The deal creates another big local TV station company -- 171 stations covering 100 U.S. TV markets. It will cover 39% of the U.S. -- the FCC's rule maximum for TV ownership. The deal also includes digital businesses.
Meredith and Media General originally announced a deal for $2.4 billion back in September.
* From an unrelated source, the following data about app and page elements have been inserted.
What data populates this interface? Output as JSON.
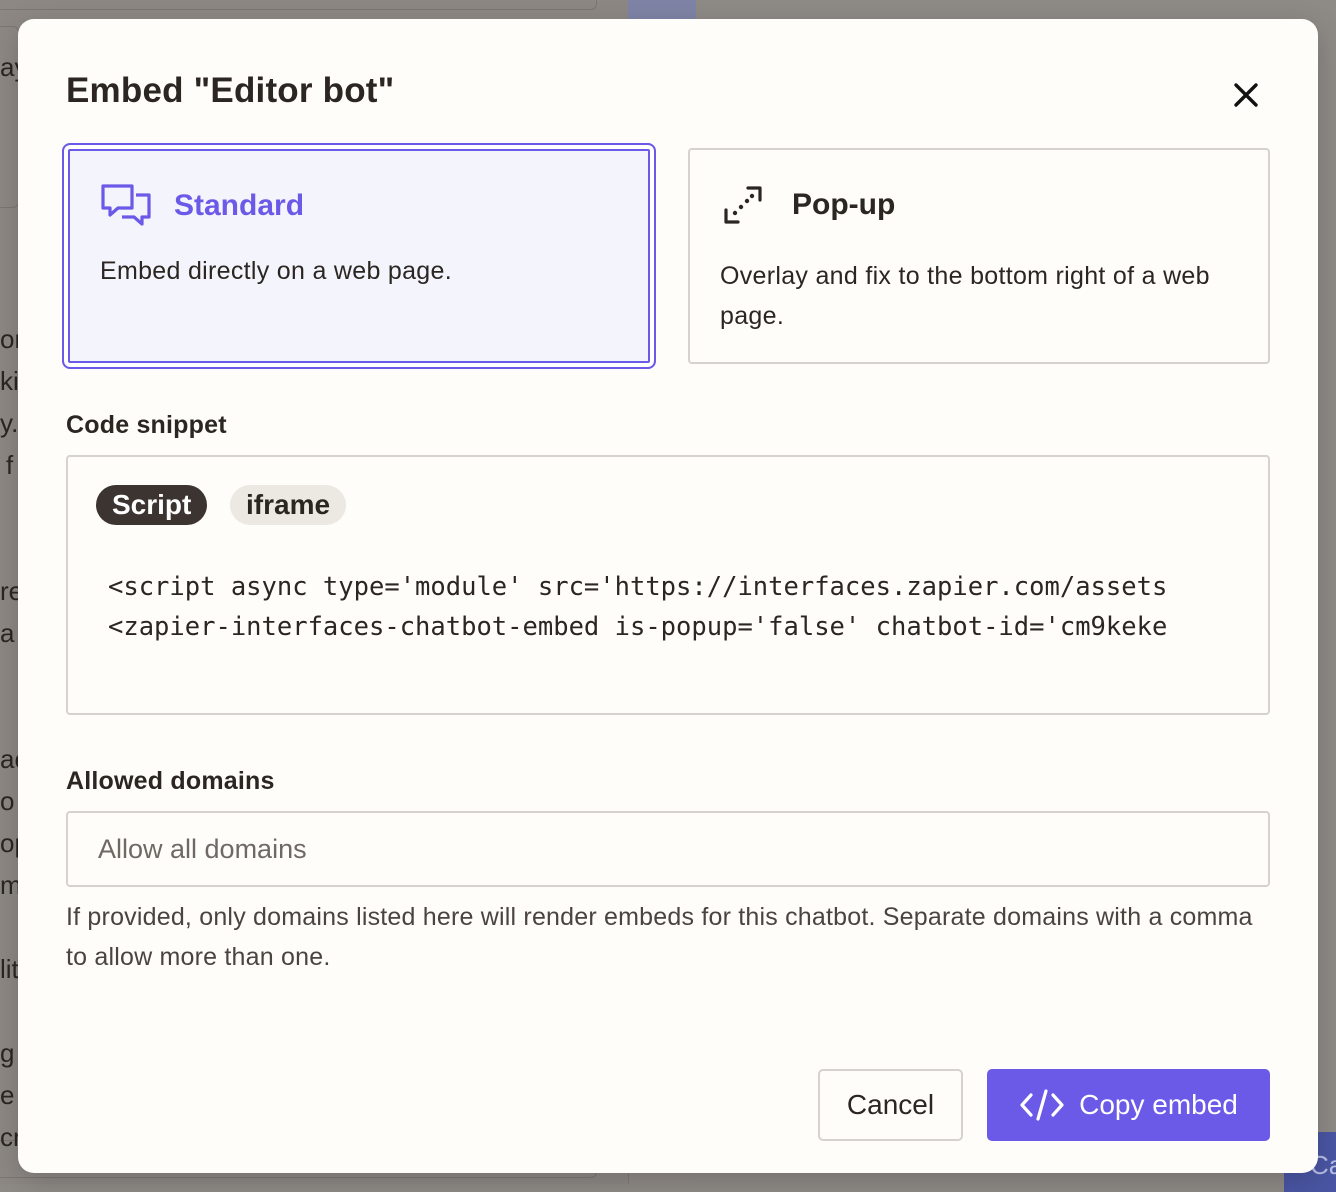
{
  "background": {
    "fragments": [
      "ay",
      "on",
      "kil",
      "y.",
      "f",
      "re",
      "a",
      "ac",
      "o t",
      "op",
      "m",
      "lit",
      "g",
      "e",
      "cr"
    ],
    "corner_button": "Ca"
  },
  "modal": {
    "title": "Embed \"Editor bot\"",
    "close_icon": "close-icon"
  },
  "embed_types": [
    {
      "key": "standard",
      "icon": "chat-bubbles-icon",
      "title": "Standard",
      "description": "Embed directly on a web page.",
      "selected": true
    },
    {
      "key": "popup",
      "icon": "popup-expand-icon",
      "title": "Pop-up",
      "description": "Overlay and fix to the bottom right of a web page.",
      "selected": false
    }
  ],
  "code_snippet": {
    "label": "Code snippet",
    "tabs": [
      {
        "label": "Script",
        "active": true
      },
      {
        "label": "iframe",
        "active": false
      }
    ],
    "lines": [
      "<script async type='module' src='https://interfaces.zapier.com/assets",
      "<zapier-interfaces-chatbot-embed is-popup='false' chatbot-id='cm9keke"
    ]
  },
  "allowed_domains": {
    "label": "Allowed domains",
    "value": "",
    "placeholder": "Allow all domains",
    "help": "If provided, only domains listed here will render embeds for this chatbot. Separate domains with a comma to allow more than one."
  },
  "actions": {
    "cancel_label": "Cancel",
    "copy_label": "Copy embed",
    "copy_icon": "code-icon"
  },
  "colors": {
    "accent": "#6b59e8",
    "text": "#2b2622",
    "border": "#d6d2cd",
    "surface": "#fffdf9"
  }
}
Nexstar immediately rushed in complaining the deal was undervalued for Media General shareholders.
For its efforts, Meredith will get a $60 million break-up fee -- as well as a first look at certain TV stations and digital businesses owned by Media General that are to be spun off.
The new Nexstar Media Group is projected to have $2.3 billion in annual revenue from its broadcast and digital media businesses -- more than doubling Nexstar’s current annual revenue and cash flow.
Meredith had previously refused Media General’s attempts to terminate their merger agreement, threatening to force a shareholder vote.
Shares of Nexstar declined 3.2% in mid-day Wednesday trading to $47.58. Media General stock inched up 0.2% to $16.15, and Meredith grew 2.8% to$40.00.